*ENTRIES PROVIDED*.
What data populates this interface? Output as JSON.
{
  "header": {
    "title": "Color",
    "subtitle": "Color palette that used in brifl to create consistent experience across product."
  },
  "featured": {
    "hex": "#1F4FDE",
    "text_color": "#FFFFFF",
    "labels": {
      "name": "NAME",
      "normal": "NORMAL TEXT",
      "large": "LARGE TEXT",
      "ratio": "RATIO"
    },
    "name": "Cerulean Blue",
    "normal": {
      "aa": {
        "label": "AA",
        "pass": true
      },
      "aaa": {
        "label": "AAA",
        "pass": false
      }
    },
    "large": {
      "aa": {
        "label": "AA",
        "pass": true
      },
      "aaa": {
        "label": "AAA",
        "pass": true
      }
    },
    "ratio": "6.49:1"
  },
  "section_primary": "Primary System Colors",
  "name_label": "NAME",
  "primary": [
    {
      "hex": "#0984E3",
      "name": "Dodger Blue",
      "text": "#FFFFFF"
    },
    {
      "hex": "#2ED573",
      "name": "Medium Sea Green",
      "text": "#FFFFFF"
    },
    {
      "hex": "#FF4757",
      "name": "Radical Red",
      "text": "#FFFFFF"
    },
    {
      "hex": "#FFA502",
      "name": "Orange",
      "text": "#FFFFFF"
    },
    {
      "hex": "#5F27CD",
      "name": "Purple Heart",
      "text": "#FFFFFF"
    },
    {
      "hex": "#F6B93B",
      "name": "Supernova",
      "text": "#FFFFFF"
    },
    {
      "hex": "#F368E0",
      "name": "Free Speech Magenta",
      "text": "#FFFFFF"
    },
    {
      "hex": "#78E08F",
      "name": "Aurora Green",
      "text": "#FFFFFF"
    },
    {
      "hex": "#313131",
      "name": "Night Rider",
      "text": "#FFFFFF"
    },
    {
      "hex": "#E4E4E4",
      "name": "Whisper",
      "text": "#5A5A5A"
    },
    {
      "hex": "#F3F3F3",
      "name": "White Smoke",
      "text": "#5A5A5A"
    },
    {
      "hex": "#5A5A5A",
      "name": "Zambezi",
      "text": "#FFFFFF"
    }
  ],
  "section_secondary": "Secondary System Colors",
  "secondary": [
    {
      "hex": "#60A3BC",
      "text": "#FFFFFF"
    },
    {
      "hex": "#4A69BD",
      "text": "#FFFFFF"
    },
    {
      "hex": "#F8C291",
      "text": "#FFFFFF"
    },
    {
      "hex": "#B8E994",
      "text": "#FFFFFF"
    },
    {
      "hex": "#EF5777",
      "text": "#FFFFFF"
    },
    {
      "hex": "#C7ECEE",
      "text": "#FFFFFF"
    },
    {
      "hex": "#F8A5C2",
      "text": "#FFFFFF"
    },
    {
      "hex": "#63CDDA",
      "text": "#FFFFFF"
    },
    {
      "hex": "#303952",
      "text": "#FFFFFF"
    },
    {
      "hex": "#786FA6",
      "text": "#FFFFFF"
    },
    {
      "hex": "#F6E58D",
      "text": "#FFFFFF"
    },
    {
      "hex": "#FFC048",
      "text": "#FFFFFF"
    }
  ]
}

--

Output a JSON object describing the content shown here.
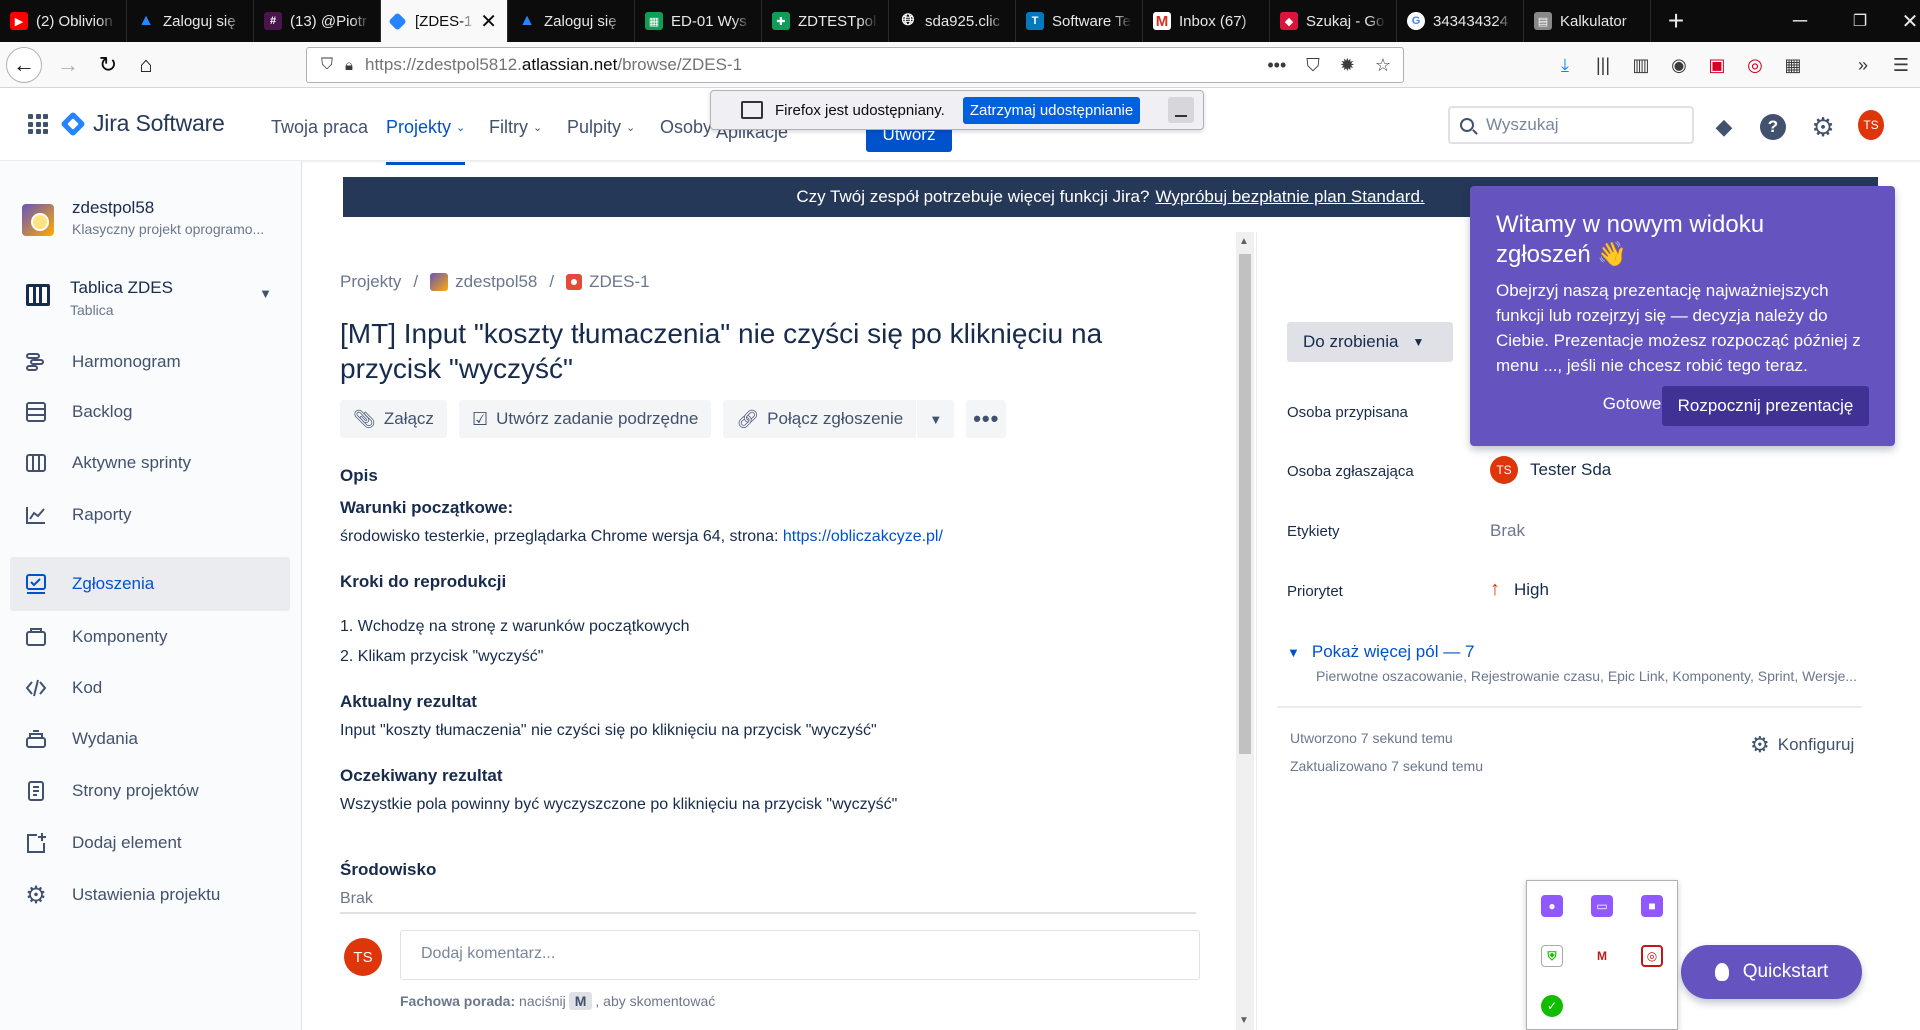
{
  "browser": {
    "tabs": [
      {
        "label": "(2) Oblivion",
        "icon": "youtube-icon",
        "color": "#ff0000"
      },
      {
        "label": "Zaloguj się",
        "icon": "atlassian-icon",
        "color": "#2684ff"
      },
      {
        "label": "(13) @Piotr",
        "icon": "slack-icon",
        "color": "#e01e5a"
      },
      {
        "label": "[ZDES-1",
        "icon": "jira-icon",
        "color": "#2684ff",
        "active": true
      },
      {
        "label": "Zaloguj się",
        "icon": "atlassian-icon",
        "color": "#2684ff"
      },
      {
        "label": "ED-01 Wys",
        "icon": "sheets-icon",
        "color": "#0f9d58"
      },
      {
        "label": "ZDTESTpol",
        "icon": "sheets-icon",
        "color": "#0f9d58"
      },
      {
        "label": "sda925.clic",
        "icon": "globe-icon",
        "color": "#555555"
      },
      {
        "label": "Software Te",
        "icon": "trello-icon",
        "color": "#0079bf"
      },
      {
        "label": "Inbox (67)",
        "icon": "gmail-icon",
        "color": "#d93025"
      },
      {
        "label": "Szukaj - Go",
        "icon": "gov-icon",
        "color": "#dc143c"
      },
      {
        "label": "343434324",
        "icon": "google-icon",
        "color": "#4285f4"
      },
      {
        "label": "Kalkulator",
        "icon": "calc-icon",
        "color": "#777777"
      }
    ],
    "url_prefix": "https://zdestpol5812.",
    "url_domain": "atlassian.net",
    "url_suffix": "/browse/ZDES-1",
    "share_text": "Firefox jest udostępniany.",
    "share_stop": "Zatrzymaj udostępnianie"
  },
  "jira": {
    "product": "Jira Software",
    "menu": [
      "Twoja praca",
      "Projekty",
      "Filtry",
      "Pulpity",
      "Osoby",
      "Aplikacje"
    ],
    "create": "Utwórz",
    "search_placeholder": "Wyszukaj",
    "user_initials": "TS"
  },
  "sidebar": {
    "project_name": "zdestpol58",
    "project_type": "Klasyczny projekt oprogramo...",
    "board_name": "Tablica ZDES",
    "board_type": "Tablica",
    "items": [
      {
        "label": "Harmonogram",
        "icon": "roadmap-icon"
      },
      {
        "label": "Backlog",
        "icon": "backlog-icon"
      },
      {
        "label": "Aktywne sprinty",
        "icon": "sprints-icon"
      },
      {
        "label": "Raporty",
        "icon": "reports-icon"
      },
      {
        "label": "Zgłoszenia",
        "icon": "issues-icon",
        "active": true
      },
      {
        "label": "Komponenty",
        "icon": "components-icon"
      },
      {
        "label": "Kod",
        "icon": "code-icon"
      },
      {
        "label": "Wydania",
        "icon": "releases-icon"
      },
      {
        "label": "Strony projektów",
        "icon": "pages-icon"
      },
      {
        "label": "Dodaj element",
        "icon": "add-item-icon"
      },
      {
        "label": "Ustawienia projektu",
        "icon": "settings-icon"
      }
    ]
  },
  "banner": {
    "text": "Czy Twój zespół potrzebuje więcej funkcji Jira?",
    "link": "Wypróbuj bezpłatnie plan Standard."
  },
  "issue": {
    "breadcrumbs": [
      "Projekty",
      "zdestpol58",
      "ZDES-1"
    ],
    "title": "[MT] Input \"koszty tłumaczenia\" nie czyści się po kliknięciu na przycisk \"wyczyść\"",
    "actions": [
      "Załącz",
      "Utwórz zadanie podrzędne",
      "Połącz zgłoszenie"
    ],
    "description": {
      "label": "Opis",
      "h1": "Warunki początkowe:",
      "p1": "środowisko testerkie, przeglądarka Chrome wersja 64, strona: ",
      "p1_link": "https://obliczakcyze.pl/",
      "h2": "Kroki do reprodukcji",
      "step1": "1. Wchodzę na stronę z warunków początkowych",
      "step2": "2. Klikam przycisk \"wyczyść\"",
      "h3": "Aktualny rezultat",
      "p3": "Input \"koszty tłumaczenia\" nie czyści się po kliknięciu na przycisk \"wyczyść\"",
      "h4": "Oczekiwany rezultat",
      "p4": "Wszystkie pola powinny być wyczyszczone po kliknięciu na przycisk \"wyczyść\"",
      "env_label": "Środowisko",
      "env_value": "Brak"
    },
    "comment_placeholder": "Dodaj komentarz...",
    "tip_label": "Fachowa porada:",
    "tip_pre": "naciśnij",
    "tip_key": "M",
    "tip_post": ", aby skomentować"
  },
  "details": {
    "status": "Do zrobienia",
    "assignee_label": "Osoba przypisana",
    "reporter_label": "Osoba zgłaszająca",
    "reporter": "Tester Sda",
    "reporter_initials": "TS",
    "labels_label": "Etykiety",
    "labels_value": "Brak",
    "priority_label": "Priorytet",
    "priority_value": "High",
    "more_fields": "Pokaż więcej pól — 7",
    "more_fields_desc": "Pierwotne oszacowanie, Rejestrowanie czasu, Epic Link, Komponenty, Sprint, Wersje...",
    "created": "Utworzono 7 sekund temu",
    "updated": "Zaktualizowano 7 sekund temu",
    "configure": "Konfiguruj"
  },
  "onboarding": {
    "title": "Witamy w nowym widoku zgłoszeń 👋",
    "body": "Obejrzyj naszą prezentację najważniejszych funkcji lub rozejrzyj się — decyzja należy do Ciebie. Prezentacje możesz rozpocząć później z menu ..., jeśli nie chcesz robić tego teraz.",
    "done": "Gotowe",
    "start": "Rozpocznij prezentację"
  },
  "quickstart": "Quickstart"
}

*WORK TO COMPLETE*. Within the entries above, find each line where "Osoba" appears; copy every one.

*YOUR SOLUTION*.
    "assignee_label": "Osoba przypisana",
    "reporter_label": "Osoba zgłaszająca",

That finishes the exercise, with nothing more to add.